Workers have been trying to clear tonnes of toxic seaweed which have accumulated on beaches in Brittany in France.
Un an de lutte contre les algues vertes n’a pas fait reculer le fléau
By Angela Bolis, Le Monde
Translation: One Year On … Green Algae Are More Than Ever Plaguing Brittany’s Beaches
One year after the French Government launched the ‘Plan National de Lutte Contre les Algues Vertes’ (National plan against Green Algae), toxic seaweed which have accumulated on beaches in Brittany, is still causing great problems along the country’s coastlines.
All summer long, there have been constant and costly efforts to remove tons of toxic algae from beaches, but no sooner than the seaweed is removed, more grows.
Recently, 36 wild boars have been discovered dead on the shores of Brittany. Autopsies revealed that they had died from the resulting gases released from the decomposing plants.
As well as being hazardous to health – causing the death of a horse last year and wild boars’ this year- the problem has had a negative impact on tourism as well.

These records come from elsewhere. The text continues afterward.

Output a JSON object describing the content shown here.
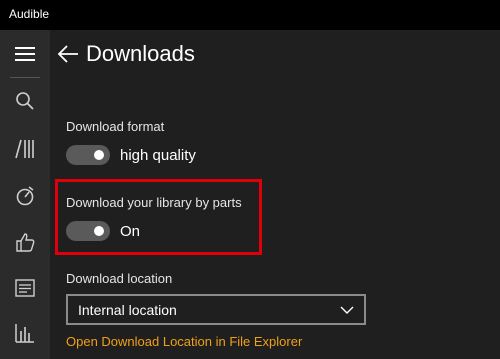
{
  "app": {
    "title": "Audible"
  },
  "sidebar": {
    "items": [
      {
        "icon": "menu-icon"
      },
      {
        "icon": "search-icon"
      },
      {
        "icon": "library-icon"
      },
      {
        "icon": "discover-icon"
      },
      {
        "icon": "thumbs-up-icon"
      },
      {
        "icon": "news-icon"
      },
      {
        "icon": "stats-icon"
      }
    ]
  },
  "header": {
    "title": "Downloads",
    "back_icon": "back-arrow-icon"
  },
  "settings": {
    "format": {
      "label": "Download format",
      "value": "high quality",
      "on": true
    },
    "parts": {
      "label": "Download your library by parts",
      "value": "On",
      "on": true
    },
    "location": {
      "label": "Download location",
      "selected": "Internal location",
      "link": "Open Download Location in File Explorer"
    }
  },
  "colors": {
    "accent_link": "#f0a017",
    "highlight_border": "#e0000a",
    "background": "#1f1f1f",
    "sidebar": "#2b2b2b"
  }
}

The algae first made its appearance on Brittany’s coastline, about 4 decades ago but it is only recently that official bodies have begun to really tackle the problem.

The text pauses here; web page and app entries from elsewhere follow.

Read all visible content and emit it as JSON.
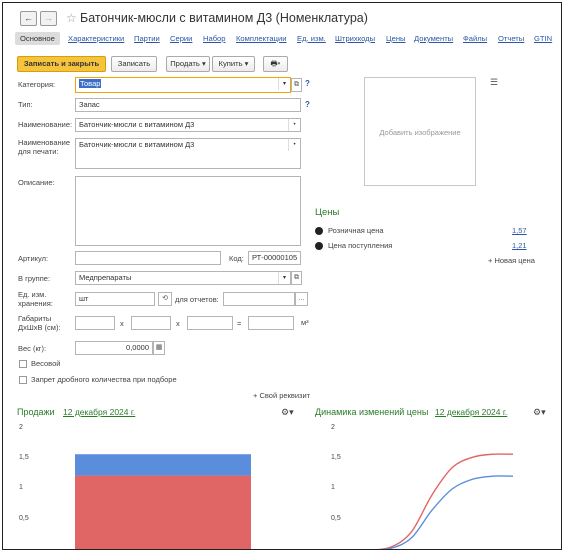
{
  "window": {
    "title": "Батончик-мюсли с витамином Д3 (Номенклатура)",
    "back": "←",
    "forward": "→"
  },
  "tabs": [
    "Основное",
    "Характеристики",
    "Партии",
    "Серии",
    "Набор",
    "Комплектации",
    "Ед. изм.",
    "Штрихкоды",
    "Цены",
    "Документы",
    "Файлы",
    "Отчеты",
    "GTIN"
  ],
  "toolbar": {
    "save_close": "Записать и закрыть",
    "save": "Записать",
    "sell": "Продать",
    "buy": "Купить"
  },
  "form": {
    "category_label": "Категория:",
    "category_value": "Товар",
    "type_label": "Тип:",
    "type_value": "Запас",
    "name_label": "Наименование:",
    "name_value": "Батончик-мюсли с витамином Д3",
    "print_name_label_1": "Наименование",
    "print_name_label_2": "для печати:",
    "print_name_value": "Батончик-мюсли с витамином Д3",
    "description_label": "Описание:",
    "add_image": "Добавить изображение",
    "article_label": "Артикул:",
    "article_value": "",
    "code_label": "Код:",
    "code_value": "РТ-00000105",
    "group_label": "В группе:",
    "group_value": "Медпрепараты",
    "unit_label_1": "Ед. изм.",
    "unit_label_2": "хранения:",
    "unit_value": "шт",
    "reports_label": "для отчетов:",
    "dims_label_1": "Габариты",
    "dims_label_2": "ДхШхВ (см):",
    "x1": "x",
    "x2": "x",
    "eq": "=",
    "m3": "м³",
    "weight_label": "Вес (кг):",
    "weight_value": "0,0000",
    "weighted_label": "Весовой",
    "fractional_label": "Запрет дробного количества при подборе",
    "own_attr": "+ Свой реквизит",
    "question": "?"
  },
  "prices": {
    "title": "Цены",
    "rows": [
      {
        "name": "Розничная цена",
        "value": "1,57"
      },
      {
        "name": "Цена поступления",
        "value": "1,21"
      }
    ],
    "new_price": "+ Новая цена"
  },
  "sales_chart": {
    "title": "Продажи",
    "date": "12 декабря 2024 г.",
    "ticks": [
      "2",
      "1,5",
      "1",
      "0,5"
    ]
  },
  "price_chart": {
    "title": "Динамика изменений цены",
    "date": "12 декабря 2024 г.",
    "ticks": [
      "2",
      "1,5",
      "1",
      "0,5"
    ]
  },
  "chart_data": [
    {
      "type": "bar",
      "title": "Продажи",
      "categories": [
        ""
      ],
      "series": [
        {
          "color": "#e06666",
          "values": [
            1.22
          ]
        },
        {
          "color": "#5b8ddd",
          "values": [
            0.35
          ]
        }
      ],
      "ylim": [
        0,
        2
      ],
      "yticks": [
        0.5,
        1,
        1.5,
        2
      ]
    },
    {
      "type": "line",
      "title": "Динамика изменений цены",
      "ylim": [
        0,
        2
      ],
      "yticks": [
        0.5,
        1,
        1.5,
        2
      ],
      "series": [
        {
          "color": "#e06666",
          "values": [
            0.0,
            0.05,
            0.3,
            0.9,
            1.35,
            1.52,
            1.57,
            1.57
          ]
        },
        {
          "color": "#5b8ddd",
          "values": [
            0.0,
            0.03,
            0.2,
            0.65,
            1.0,
            1.16,
            1.21,
            1.21
          ]
        }
      ]
    }
  ],
  "colors": {
    "accent": "#f6c43c",
    "link": "#2a58a6",
    "green": "#2a7a2a",
    "bar_red": "#e06666",
    "bar_blue": "#5b8ddd"
  }
}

The latest governmental effort ” Le Plan National de Lutte Contre les Algues Vertes’ (National plan against Green Algae), was launched last year and focuses on 8 bays surrounded by 3500 farms.
109 sites in Brittany are badly affected with daily cleanups sometimes taking away as much as 70,000 cubed metres of algae per year. Some of this is used as fertiliser.
Besides costly clean-ups, the Plan aims to bring preventative solutions to the green tides problem plaguing Brittany’s beaches.
The cause of the scourge is easily identifiable. Fertilisers from local farms run-off into water-systems saturating the water with nitrates causing algae blooms. The Plan aims to reduce such toxic run-offs’ discharge in the 8 bays, by up to 40 percent, which still appears quite “unrealistic and basically unnecessary”, said Alain Menesguen, IFREMER scientist, “…unless nitrates’ levels in rivers and run-offs are indeed reduced below 15mlg/liter in concentration.”
Many but not all, local farms around the 8 concerned bays, have agreed to various measures to reduce this runoff, including turning 60% of land back to grassland and not using fertilisers. As yet though, success has not been achieved.
The scope of the problem becomes quite clear “it is a whole new approach of agriculture that needs to be rethought” said scientist Jean-Paul Guyomarc’h, (conseiller scientifique à l’association Eau et rivières de Bretagne)… and it will not happen overnight…
Wave Of Toxic Green Beaches, France, By Sharlene Pilkey
With beaches and coastlines all over the world already under attack from sea level rise, pollution, mining, driving, seawall construction and human development encroachment, another menace is mounting an assault. Humans are behind this one too…